*About this exercise:* Search the data for the string "amount" and copy each line in which it appears.

☆ ☆ ☆

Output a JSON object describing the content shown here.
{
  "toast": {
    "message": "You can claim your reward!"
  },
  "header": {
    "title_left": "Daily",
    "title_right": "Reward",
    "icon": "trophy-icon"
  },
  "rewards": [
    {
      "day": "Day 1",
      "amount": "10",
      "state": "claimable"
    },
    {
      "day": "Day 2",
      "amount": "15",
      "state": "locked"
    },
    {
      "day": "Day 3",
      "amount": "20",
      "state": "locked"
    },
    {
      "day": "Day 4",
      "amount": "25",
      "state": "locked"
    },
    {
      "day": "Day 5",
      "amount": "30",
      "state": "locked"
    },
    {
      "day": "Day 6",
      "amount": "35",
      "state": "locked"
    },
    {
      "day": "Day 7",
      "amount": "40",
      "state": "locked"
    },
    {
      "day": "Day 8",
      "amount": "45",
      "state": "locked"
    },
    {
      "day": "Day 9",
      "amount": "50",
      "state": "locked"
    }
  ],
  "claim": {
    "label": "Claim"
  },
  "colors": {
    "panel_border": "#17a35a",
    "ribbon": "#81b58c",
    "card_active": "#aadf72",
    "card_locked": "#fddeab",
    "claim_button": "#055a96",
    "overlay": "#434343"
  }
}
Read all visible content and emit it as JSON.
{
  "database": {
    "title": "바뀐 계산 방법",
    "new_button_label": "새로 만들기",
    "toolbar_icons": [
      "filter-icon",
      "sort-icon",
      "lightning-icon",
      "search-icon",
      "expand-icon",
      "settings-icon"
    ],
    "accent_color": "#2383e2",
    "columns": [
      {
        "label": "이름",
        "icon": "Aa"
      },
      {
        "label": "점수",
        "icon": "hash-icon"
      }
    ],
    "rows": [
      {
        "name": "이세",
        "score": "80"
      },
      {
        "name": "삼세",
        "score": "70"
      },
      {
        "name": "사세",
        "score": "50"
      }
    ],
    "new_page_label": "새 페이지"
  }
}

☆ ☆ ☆

*Worked solution:*
      "amount": "10",
      "amount": "15",
      "amount": "20",
      "amount": "25",
      "amount": "30",
      "amount": "35",
      "amount": "40",
      "amount": "45",
      "amount": "50",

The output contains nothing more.